Daniel Carter, having received offers to play in France and Japan in the first half of next year, is likely to reject them all in favour of taking a complete break from the game.
The IRB World Player of the Year is understood to be inclined to follow the lead of All Black captain Richie McCaw and stand down from all rugby in the first half of next year, instead of playing in Japan, as previously thought.
It is probable that Carter will be available to tour Europe in November and then invoke his sabbatical clause to allow him to skip Super Rugby next year.
He remains determined to play a critical role for the All Blacks at the next World Cup, but he'll turn 32 next March and is conscious that he's been troubled by niggling injuries since he ripped his groin in the pool rounds of the World Cup. Only last week he expressed his support for the creation of a global season - arguing that players need longer than six weeks to prepare for the 10-month onslaught of non-stop rugby.
Playing in Japan at the end of this year holds appeal. It would be financially lucrative, the rugby would be fast and aerobic but not particularly physical while it would also provide an opportunity to sample an intriguing part of the world.
But, despite the softer rugby climate, Carter still has to weigh up whether playing in Japan would benefit him more physically and mentally than taking a break from all rugby.
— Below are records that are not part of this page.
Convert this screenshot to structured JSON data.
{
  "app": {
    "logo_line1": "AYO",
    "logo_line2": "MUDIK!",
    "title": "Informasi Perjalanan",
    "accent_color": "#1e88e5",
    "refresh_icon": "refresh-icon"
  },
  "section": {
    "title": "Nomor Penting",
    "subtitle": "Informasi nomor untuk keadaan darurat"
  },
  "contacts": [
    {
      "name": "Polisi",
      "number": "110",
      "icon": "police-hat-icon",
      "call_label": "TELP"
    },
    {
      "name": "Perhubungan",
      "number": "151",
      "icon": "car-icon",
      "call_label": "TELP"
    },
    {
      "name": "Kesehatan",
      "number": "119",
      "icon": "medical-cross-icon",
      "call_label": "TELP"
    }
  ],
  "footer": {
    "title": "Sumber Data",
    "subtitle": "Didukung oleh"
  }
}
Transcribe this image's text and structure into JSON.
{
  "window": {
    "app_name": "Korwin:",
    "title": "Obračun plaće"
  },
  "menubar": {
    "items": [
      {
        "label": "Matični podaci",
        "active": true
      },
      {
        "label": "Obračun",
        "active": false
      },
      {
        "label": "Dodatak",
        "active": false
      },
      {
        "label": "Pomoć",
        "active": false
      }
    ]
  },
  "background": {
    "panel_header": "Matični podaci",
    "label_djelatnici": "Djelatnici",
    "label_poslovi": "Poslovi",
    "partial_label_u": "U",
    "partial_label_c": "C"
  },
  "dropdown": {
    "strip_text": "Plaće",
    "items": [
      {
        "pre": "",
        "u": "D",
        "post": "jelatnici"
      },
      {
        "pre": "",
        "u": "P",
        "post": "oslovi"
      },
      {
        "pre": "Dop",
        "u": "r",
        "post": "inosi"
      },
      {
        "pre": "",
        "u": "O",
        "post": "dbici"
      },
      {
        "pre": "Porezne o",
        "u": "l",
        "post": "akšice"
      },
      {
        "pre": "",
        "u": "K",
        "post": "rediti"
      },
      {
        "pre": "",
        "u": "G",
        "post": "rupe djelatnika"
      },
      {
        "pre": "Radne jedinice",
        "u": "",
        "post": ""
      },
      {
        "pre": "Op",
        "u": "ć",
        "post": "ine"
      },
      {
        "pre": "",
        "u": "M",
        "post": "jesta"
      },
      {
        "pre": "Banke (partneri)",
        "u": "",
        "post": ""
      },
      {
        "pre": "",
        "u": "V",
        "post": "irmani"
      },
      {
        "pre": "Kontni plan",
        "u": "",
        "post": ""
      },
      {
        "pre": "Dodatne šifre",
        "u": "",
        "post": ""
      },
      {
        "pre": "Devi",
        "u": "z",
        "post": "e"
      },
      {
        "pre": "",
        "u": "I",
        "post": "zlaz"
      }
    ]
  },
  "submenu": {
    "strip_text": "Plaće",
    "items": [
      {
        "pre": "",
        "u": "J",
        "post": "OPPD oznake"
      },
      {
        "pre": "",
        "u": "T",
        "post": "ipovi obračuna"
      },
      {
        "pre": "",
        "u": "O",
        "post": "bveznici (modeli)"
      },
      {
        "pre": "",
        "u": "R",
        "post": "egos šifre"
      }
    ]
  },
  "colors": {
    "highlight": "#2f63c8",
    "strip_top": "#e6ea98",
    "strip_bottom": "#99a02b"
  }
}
Stories broke earlier this year suggesting he'd already committed to a Japanese deal that would see him play there in December through to February 2014. Toyota was one interested party - offering in excess of $1 million for Carter to play there. He denied those reports, stating categorically that he hadn't signed anything although his agents were in talks with various clubs.
He said then that Japan would be the most likely option should he decide to take a playing sabbatical - but was still undecided whether he would seek to play offshore, take a six-month break from rugby or not activate his sabbatical at all.
"I've experienced Europe for a sabbatical and really enjoyed that," he said. "I loved my time in France and one thing I did realise, even though I only played five games, was how physical the footy was.
"It's the start of a new season. I really want to put my focus on here and now. I've dealt with contracts and things before and it can play on your mind a bit. I just want to start this season well, give everything to the Crusaders, and as the season gets on a bit, then I'll start looking a bit more seriously about what I want to do."
Fellow All Black Conrad Smith confirmed this week that he will be taking a five-month break at the end of this year. He is another who wants to make the 2015 World Cup and feels he won't get there without the time off.
Other older All Blacks are going to be handed sabbaticals of sorts at the end of this year when they are not selected for the tour to Europe.
All Blacks coach Steve Hansen feels some of his ageing warriors could be rejuvenated by an extended pre-season. A six-month break for Carter would allow him to build his core strength and better equip himself to avoid picking up the soft tissue injuries that have affected him in the past year.